Once More 'Round the Sun by Mastodon
Although I have been a fan of Mastodon for some time, I will admit that I am more of a “good time” fan than a full fledged follower. For those of you that don't know, “good time” fan is a phrase to describe a person who loves a certain sports team, but only when they are doing well. If the team loses a few games in a row or drops important players, this type of fan will lose interest and seek out other opportunities for entertainment. I am happy to say that, after listening to this album, I have become a solidified fan of this band. These guys tread the line between metal and prog rock in such a way as to almost trick the listener into believing that they are a just a really unique metal band. At first glance, they appear to be your run of the mill metal group, but upon further inspection, you notice things like the tattoo adorning a good chunk of bassists' Brett Hinds' face, or the fact that drummer Brann Dailor is an amazing fill-heavy, jazzy type drummer who only uses a modest eleven piece kit. All of this encompasses to bring us a different type of band that really just love what they do. With their sixth studio album, Mastodon welcomes the new light that has been shed upon them and embrace their new found sound and audience.
Right from the very first track, 'Tread Lightly,' the listener is made aware of the riffs and drops that give Mastodon their unique sound. The next track, 'The Motherload,' is my personal favorite, and the accompanying music video is as hilarious and well conceived as it is controversial, as it features the band performing whilst surrounded by several voluptuous women twerking their hearts out. The lyrics are sung by the Dailor with the backing vocals from guitarist Troy Saunders. Another unique feature about the band is the fact that there isn't a lead singer per se, as all members share vocal duties on all tracks. The song is catchy and almost encouraging in its message, which only adds to how cool the track really is.
Every track is solo heavy and full of time consuming riffs and fills, but it works well with the overall sound that this band has cultivated. Tracks like 'High Road' and 'Chimes At Midnight' are perfect examples of this, as they are fast and frenzied and feature treacherous guitar work. In 'Once More 'Round the Sun' and 'Asleep in the Deep' the listener is pulled into a more progressive side of Mastodon's sound, while retaining the heaviness of screeching guitars and solid drum kicks. The band does retain a bit of thrash and aggression, however, as shown in tracks like 'Feast Your Eyes' and 'Aunt Lisa.' The band enjoys taking advantage of space and time to flex their musical chops and fill the void of repetition and misplaced notes.

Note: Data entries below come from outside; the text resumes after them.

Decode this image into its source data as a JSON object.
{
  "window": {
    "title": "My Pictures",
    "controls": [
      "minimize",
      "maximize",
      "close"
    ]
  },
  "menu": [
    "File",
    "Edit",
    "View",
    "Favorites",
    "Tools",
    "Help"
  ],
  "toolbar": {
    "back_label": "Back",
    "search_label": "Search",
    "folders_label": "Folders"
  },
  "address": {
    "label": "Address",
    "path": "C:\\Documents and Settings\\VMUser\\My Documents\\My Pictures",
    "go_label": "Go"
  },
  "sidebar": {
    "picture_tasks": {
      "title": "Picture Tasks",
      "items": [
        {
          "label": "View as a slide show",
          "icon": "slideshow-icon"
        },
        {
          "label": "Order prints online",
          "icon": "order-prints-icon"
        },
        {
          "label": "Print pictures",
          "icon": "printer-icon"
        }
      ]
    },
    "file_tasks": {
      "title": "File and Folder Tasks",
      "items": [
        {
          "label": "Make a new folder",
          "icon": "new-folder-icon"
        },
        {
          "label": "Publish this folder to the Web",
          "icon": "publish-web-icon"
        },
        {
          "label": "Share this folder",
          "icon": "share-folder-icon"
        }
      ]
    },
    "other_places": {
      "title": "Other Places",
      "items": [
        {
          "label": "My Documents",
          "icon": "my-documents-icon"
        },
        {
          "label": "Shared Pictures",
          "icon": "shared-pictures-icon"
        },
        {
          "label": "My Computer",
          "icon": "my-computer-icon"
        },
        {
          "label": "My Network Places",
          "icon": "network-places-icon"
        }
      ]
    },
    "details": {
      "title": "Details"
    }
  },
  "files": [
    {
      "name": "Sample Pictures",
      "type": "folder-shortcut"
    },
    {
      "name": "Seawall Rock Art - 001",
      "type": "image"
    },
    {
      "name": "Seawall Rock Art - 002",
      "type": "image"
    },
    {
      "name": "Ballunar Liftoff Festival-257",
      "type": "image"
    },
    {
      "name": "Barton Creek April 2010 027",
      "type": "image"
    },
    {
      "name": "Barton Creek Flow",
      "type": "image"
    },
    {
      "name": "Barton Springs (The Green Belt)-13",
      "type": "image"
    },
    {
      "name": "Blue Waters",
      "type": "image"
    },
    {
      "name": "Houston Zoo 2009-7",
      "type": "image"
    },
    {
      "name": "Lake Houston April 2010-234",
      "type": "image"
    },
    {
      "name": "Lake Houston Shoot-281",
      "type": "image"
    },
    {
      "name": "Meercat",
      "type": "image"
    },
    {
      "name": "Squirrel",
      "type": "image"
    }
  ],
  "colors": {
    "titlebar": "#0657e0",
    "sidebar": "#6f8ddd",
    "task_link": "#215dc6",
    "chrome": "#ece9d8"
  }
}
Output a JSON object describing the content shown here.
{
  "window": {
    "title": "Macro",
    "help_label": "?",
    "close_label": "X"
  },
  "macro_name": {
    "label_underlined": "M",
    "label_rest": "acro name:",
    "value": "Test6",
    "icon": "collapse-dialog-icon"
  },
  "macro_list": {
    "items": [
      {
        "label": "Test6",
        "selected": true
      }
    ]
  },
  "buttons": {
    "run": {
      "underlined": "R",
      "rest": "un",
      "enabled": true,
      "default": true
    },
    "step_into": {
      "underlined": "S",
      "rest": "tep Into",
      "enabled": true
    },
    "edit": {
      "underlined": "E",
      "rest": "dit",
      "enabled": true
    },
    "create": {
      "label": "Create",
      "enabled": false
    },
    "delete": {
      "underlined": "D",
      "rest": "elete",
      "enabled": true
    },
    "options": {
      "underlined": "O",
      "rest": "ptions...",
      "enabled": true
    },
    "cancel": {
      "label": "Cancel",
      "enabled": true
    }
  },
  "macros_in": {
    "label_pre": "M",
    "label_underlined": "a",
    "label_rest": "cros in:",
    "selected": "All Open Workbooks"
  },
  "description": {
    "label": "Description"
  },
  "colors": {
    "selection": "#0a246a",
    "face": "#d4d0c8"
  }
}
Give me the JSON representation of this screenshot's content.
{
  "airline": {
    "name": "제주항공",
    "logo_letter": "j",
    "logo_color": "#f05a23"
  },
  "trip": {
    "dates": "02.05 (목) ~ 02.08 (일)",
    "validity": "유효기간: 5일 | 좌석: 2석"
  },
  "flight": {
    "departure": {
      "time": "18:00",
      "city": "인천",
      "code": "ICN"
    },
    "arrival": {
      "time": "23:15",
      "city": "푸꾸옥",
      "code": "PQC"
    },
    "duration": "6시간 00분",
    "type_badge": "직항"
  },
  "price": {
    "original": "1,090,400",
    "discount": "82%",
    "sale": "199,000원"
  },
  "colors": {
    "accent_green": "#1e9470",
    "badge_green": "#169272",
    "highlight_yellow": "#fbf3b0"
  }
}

'Ember City' is an speedy, soulful track that leads into the not so spooky 'Halloween,' a thrashy, killer track that does bring about a small sense of paranoia. Rounding out the album is 'Diamond in the Witch House,' a collaborative track the band did with Scott Kelly of Neurosis that features acoustic and electric riffs under agonizing vocals and waning feedback.
I am happy to finally have taken a stance on my opinion of Mastodon, and although they have come a long way I know that as their tastes evolve and grow we will get even more of a blurring of lines between metal and progressive rock. Personally, I think the blending of genres will always be important for bands who want to stay relevant in today's quick fix world of one hit wonders and trend setters, and I will always be welcoming to new bands that want to exceed the risks and expectations of their predecessors.